Good info. Thanks!
 

Bill Pierce
Moderator
Username: Billpierce

Post Number: 11373
Registered: 01-2002
Posted From: 24.141.103.148
Posted on Thursday, March 04, 2010 - 11:23 pm:   Edit Post Delete Post View Post/Check IP    Ban Poster IP (Moderator/Admin only)

We're discussing pH measurement, Michael, rather than specific gravity, although what you say about temperature compensation applies to refractometers as well.
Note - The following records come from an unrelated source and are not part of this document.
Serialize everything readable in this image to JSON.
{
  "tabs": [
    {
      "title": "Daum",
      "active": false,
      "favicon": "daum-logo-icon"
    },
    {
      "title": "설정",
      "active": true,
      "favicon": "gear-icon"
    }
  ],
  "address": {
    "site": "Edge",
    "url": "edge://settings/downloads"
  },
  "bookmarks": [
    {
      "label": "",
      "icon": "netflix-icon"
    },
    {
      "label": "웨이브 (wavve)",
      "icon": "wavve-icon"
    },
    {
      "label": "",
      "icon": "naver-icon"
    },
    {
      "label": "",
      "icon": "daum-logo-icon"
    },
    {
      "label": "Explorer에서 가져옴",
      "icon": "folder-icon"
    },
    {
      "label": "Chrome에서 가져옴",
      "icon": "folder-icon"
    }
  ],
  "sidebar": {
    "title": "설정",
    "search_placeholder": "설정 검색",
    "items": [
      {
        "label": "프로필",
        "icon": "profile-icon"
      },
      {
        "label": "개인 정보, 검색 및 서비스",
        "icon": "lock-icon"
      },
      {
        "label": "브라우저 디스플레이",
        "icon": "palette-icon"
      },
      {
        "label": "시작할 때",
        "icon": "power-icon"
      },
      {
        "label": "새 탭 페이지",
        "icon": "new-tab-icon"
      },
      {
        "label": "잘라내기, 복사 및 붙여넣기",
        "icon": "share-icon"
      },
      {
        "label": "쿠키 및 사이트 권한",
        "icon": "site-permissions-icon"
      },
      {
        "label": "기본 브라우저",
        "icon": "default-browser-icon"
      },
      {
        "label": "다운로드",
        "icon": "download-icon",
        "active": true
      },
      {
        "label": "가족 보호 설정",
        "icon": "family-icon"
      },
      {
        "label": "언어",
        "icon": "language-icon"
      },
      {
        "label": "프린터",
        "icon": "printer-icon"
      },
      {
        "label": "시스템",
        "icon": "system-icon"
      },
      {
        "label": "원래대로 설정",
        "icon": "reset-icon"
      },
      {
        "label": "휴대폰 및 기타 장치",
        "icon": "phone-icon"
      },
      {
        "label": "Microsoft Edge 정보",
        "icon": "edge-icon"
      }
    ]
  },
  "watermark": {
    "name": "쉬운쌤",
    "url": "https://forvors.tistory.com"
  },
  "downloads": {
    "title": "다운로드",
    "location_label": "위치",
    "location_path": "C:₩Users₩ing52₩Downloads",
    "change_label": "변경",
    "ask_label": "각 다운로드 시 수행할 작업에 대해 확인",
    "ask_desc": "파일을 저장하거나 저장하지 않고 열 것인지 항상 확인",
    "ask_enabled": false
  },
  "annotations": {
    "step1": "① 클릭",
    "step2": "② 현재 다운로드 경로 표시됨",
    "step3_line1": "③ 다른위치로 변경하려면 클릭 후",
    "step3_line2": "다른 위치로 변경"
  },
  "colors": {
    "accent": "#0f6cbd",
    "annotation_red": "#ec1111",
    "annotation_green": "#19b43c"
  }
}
It's somewhat less of an issue with a refactometer because the very small sample rather quickly cools to the ambient temperature of the glass objective.
 

Tim Wi
Senior Member
Username: Riverkeeper

Post Number: 1054
Registered: 03-2005
Posted From: 75.65.152.154
Posted on Friday, March 05, 2010 - 12:51 am:   Edit Post Delete Post View Post/Check IP    Ban Poster IP (Moderator/Admin only)

For all practical purposes, pH dose not change with temp (it actually does, decreasing with increasing temp, but the magnitude of change is small enough that it can be ignored, ESPECIALLY in a beer wort with lots of buffering potential)

The magnitude of difference cited above is due to the instrument.

test strips and simple meters are calibrated at a particular temp. It is only at that temp that they are most accurate. The further from this optimum, the greater the inaccuracy

Meters that compensate for temparature are calibrated for a range of termperatures, and are able to adjust output based on the input from its temp probe "on the fly".
 

Denny Conn
Senior Member
Username: Denny

Post Number: 7362
Registered: 01-2001
Posted From: 75.145.77.185
Posted on Friday, March 05, 2010 - 07:53 pm:   Edit Post Delete Post View Post/Check IP    Ban Poster IP (Moderator/Admin only)

Take a look here, and at some of Ki's other articles on pH....

http://braukaiser.com/wiki/index.php?title=An_Overview_of_pH